Page and application data records:

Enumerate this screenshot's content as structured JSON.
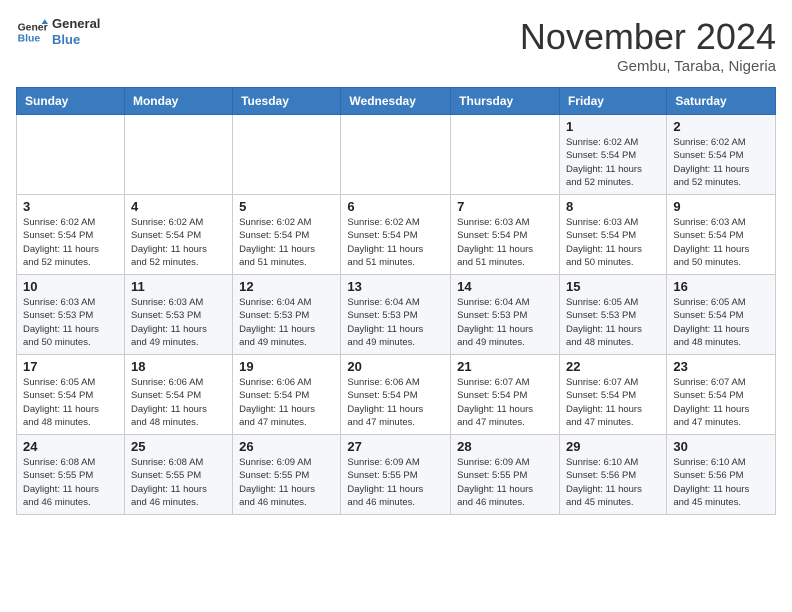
{
  "header": {
    "logo_line1": "General",
    "logo_line2": "Blue",
    "month": "November 2024",
    "location": "Gembu, Taraba, Nigeria"
  },
  "weekdays": [
    "Sunday",
    "Monday",
    "Tuesday",
    "Wednesday",
    "Thursday",
    "Friday",
    "Saturday"
  ],
  "weeks": [
    [
      {
        "day": "",
        "info": ""
      },
      {
        "day": "",
        "info": ""
      },
      {
        "day": "",
        "info": ""
      },
      {
        "day": "",
        "info": ""
      },
      {
        "day": "",
        "info": ""
      },
      {
        "day": "1",
        "info": "Sunrise: 6:02 AM\nSunset: 5:54 PM\nDaylight: 11 hours\nand 52 minutes."
      },
      {
        "day": "2",
        "info": "Sunrise: 6:02 AM\nSunset: 5:54 PM\nDaylight: 11 hours\nand 52 minutes."
      }
    ],
    [
      {
        "day": "3",
        "info": "Sunrise: 6:02 AM\nSunset: 5:54 PM\nDaylight: 11 hours\nand 52 minutes."
      },
      {
        "day": "4",
        "info": "Sunrise: 6:02 AM\nSunset: 5:54 PM\nDaylight: 11 hours\nand 52 minutes."
      },
      {
        "day": "5",
        "info": "Sunrise: 6:02 AM\nSunset: 5:54 PM\nDaylight: 11 hours\nand 51 minutes."
      },
      {
        "day": "6",
        "info": "Sunrise: 6:02 AM\nSunset: 5:54 PM\nDaylight: 11 hours\nand 51 minutes."
      },
      {
        "day": "7",
        "info": "Sunrise: 6:03 AM\nSunset: 5:54 PM\nDaylight: 11 hours\nand 51 minutes."
      },
      {
        "day": "8",
        "info": "Sunrise: 6:03 AM\nSunset: 5:54 PM\nDaylight: 11 hours\nand 50 minutes."
      },
      {
        "day": "9",
        "info": "Sunrise: 6:03 AM\nSunset: 5:54 PM\nDaylight: 11 hours\nand 50 minutes."
      }
    ],
    [
      {
        "day": "10",
        "info": "Sunrise: 6:03 AM\nSunset: 5:53 PM\nDaylight: 11 hours\nand 50 minutes."
      },
      {
        "day": "11",
        "info": "Sunrise: 6:03 AM\nSunset: 5:53 PM\nDaylight: 11 hours\nand 49 minutes."
      },
      {
        "day": "12",
        "info": "Sunrise: 6:04 AM\nSunset: 5:53 PM\nDaylight: 11 hours\nand 49 minutes."
      },
      {
        "day": "13",
        "info": "Sunrise: 6:04 AM\nSunset: 5:53 PM\nDaylight: 11 hours\nand 49 minutes."
      },
      {
        "day": "14",
        "info": "Sunrise: 6:04 AM\nSunset: 5:53 PM\nDaylight: 11 hours\nand 49 minutes."
      },
      {
        "day": "15",
        "info": "Sunrise: 6:05 AM\nSunset: 5:53 PM\nDaylight: 11 hours\nand 48 minutes."
      },
      {
        "day": "16",
        "info": "Sunrise: 6:05 AM\nSunset: 5:54 PM\nDaylight: 11 hours\nand 48 minutes."
      }
    ],
    [
      {
        "day": "17",
        "info": "Sunrise: 6:05 AM\nSunset: 5:54 PM\nDaylight: 11 hours\nand 48 minutes."
      },
      {
        "day": "18",
        "info": "Sunrise: 6:06 AM\nSunset: 5:54 PM\nDaylight: 11 hours\nand 48 minutes."
      },
      {
        "day": "19",
        "info": "Sunrise: 6:06 AM\nSunset: 5:54 PM\nDaylight: 11 hours\nand 47 minutes."
      },
      {
        "day": "20",
        "info": "Sunrise: 6:06 AM\nSunset: 5:54 PM\nDaylight: 11 hours\nand 47 minutes."
      },
      {
        "day": "21",
        "info": "Sunrise: 6:07 AM\nSunset: 5:54 PM\nDaylight: 11 hours\nand 47 minutes."
      },
      {
        "day": "22",
        "info": "Sunrise: 6:07 AM\nSunset: 5:54 PM\nDaylight: 11 hours\nand 47 minutes."
      },
      {
        "day": "23",
        "info": "Sunrise: 6:07 AM\nSunset: 5:54 PM\nDaylight: 11 hours\nand 47 minutes."
      }
    ],
    [
      {
        "day": "24",
        "info": "Sunrise: 6:08 AM\nSunset: 5:55 PM\nDaylight: 11 hours\nand 46 minutes."
      },
      {
        "day": "25",
        "info": "Sunrise: 6:08 AM\nSunset: 5:55 PM\nDaylight: 11 hours\nand 46 minutes."
      },
      {
        "day": "26",
        "info": "Sunrise: 6:09 AM\nSunset: 5:55 PM\nDaylight: 11 hours\nand 46 minutes."
      },
      {
        "day": "27",
        "info": "Sunrise: 6:09 AM\nSunset: 5:55 PM\nDaylight: 11 hours\nand 46 minutes."
      },
      {
        "day": "28",
        "info": "Sunrise: 6:09 AM\nSunset: 5:55 PM\nDaylight: 11 hours\nand 46 minutes."
      },
      {
        "day": "29",
        "info": "Sunrise: 6:10 AM\nSunset: 5:56 PM\nDaylight: 11 hours\nand 45 minutes."
      },
      {
        "day": "30",
        "info": "Sunrise: 6:10 AM\nSunset: 5:56 PM\nDaylight: 11 hours\nand 45 minutes."
      }
    ]
  ]
}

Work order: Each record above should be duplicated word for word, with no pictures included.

Exercise response:
Enumerate this screenshot's content as structured JSON.
{
  "header": {
    "logo_line1": "General",
    "logo_line2": "Blue",
    "month": "November 2024",
    "location": "Gembu, Taraba, Nigeria"
  },
  "weekdays": [
    "Sunday",
    "Monday",
    "Tuesday",
    "Wednesday",
    "Thursday",
    "Friday",
    "Saturday"
  ],
  "weeks": [
    [
      {
        "day": "",
        "info": ""
      },
      {
        "day": "",
        "info": ""
      },
      {
        "day": "",
        "info": ""
      },
      {
        "day": "",
        "info": ""
      },
      {
        "day": "",
        "info": ""
      },
      {
        "day": "1",
        "info": "Sunrise: 6:02 AM\nSunset: 5:54 PM\nDaylight: 11 hours\nand 52 minutes."
      },
      {
        "day": "2",
        "info": "Sunrise: 6:02 AM\nSunset: 5:54 PM\nDaylight: 11 hours\nand 52 minutes."
      }
    ],
    [
      {
        "day": "3",
        "info": "Sunrise: 6:02 AM\nSunset: 5:54 PM\nDaylight: 11 hours\nand 52 minutes."
      },
      {
        "day": "4",
        "info": "Sunrise: 6:02 AM\nSunset: 5:54 PM\nDaylight: 11 hours\nand 52 minutes."
      },
      {
        "day": "5",
        "info": "Sunrise: 6:02 AM\nSunset: 5:54 PM\nDaylight: 11 hours\nand 51 minutes."
      },
      {
        "day": "6",
        "info": "Sunrise: 6:02 AM\nSunset: 5:54 PM\nDaylight: 11 hours\nand 51 minutes."
      },
      {
        "day": "7",
        "info": "Sunrise: 6:03 AM\nSunset: 5:54 PM\nDaylight: 11 hours\nand 51 minutes."
      },
      {
        "day": "8",
        "info": "Sunrise: 6:03 AM\nSunset: 5:54 PM\nDaylight: 11 hours\nand 50 minutes."
      },
      {
        "day": "9",
        "info": "Sunrise: 6:03 AM\nSunset: 5:54 PM\nDaylight: 11 hours\nand 50 minutes."
      }
    ],
    [
      {
        "day": "10",
        "info": "Sunrise: 6:03 AM\nSunset: 5:53 PM\nDaylight: 11 hours\nand 50 minutes."
      },
      {
        "day": "11",
        "info": "Sunrise: 6:03 AM\nSunset: 5:53 PM\nDaylight: 11 hours\nand 49 minutes."
      },
      {
        "day": "12",
        "info": "Sunrise: 6:04 AM\nSunset: 5:53 PM\nDaylight: 11 hours\nand 49 minutes."
      },
      {
        "day": "13",
        "info": "Sunrise: 6:04 AM\nSunset: 5:53 PM\nDaylight: 11 hours\nand 49 minutes."
      },
      {
        "day": "14",
        "info": "Sunrise: 6:04 AM\nSunset: 5:53 PM\nDaylight: 11 hours\nand 49 minutes."
      },
      {
        "day": "15",
        "info": "Sunrise: 6:05 AM\nSunset: 5:53 PM\nDaylight: 11 hours\nand 48 minutes."
      },
      {
        "day": "16",
        "info": "Sunrise: 6:05 AM\nSunset: 5:54 PM\nDaylight: 11 hours\nand 48 minutes."
      }
    ],
    [
      {
        "day": "17",
        "info": "Sunrise: 6:05 AM\nSunset: 5:54 PM\nDaylight: 11 hours\nand 48 minutes."
      },
      {
        "day": "18",
        "info": "Sunrise: 6:06 AM\nSunset: 5:54 PM\nDaylight: 11 hours\nand 48 minutes."
      },
      {
        "day": "19",
        "info": "Sunrise: 6:06 AM\nSunset: 5:54 PM\nDaylight: 11 hours\nand 47 minutes."
      },
      {
        "day": "20",
        "info": "Sunrise: 6:06 AM\nSunset: 5:54 PM\nDaylight: 11 hours\nand 47 minutes."
      },
      {
        "day": "21",
        "info": "Sunrise: 6:07 AM\nSunset: 5:54 PM\nDaylight: 11 hours\nand 47 minutes."
      },
      {
        "day": "22",
        "info": "Sunrise: 6:07 AM\nSunset: 5:54 PM\nDaylight: 11 hours\nand 47 minutes."
      },
      {
        "day": "23",
        "info": "Sunrise: 6:07 AM\nSunset: 5:54 PM\nDaylight: 11 hours\nand 47 minutes."
      }
    ],
    [
      {
        "day": "24",
        "info": "Sunrise: 6:08 AM\nSunset: 5:55 PM\nDaylight: 11 hours\nand 46 minutes."
      },
      {
        "day": "25",
        "info": "Sunrise: 6:08 AM\nSunset: 5:55 PM\nDaylight: 11 hours\nand 46 minutes."
      },
      {
        "day": "26",
        "info": "Sunrise: 6:09 AM\nSunset: 5:55 PM\nDaylight: 11 hours\nand 46 minutes."
      },
      {
        "day": "27",
        "info": "Sunrise: 6:09 AM\nSunset: 5:55 PM\nDaylight: 11 hours\nand 46 minutes."
      },
      {
        "day": "28",
        "info": "Sunrise: 6:09 AM\nSunset: 5:55 PM\nDaylight: 11 hours\nand 46 minutes."
      },
      {
        "day": "29",
        "info": "Sunrise: 6:10 AM\nSunset: 5:56 PM\nDaylight: 11 hours\nand 45 minutes."
      },
      {
        "day": "30",
        "info": "Sunrise: 6:10 AM\nSunset: 5:56 PM\nDaylight: 11 hours\nand 45 minutes."
      }
    ]
  ]
}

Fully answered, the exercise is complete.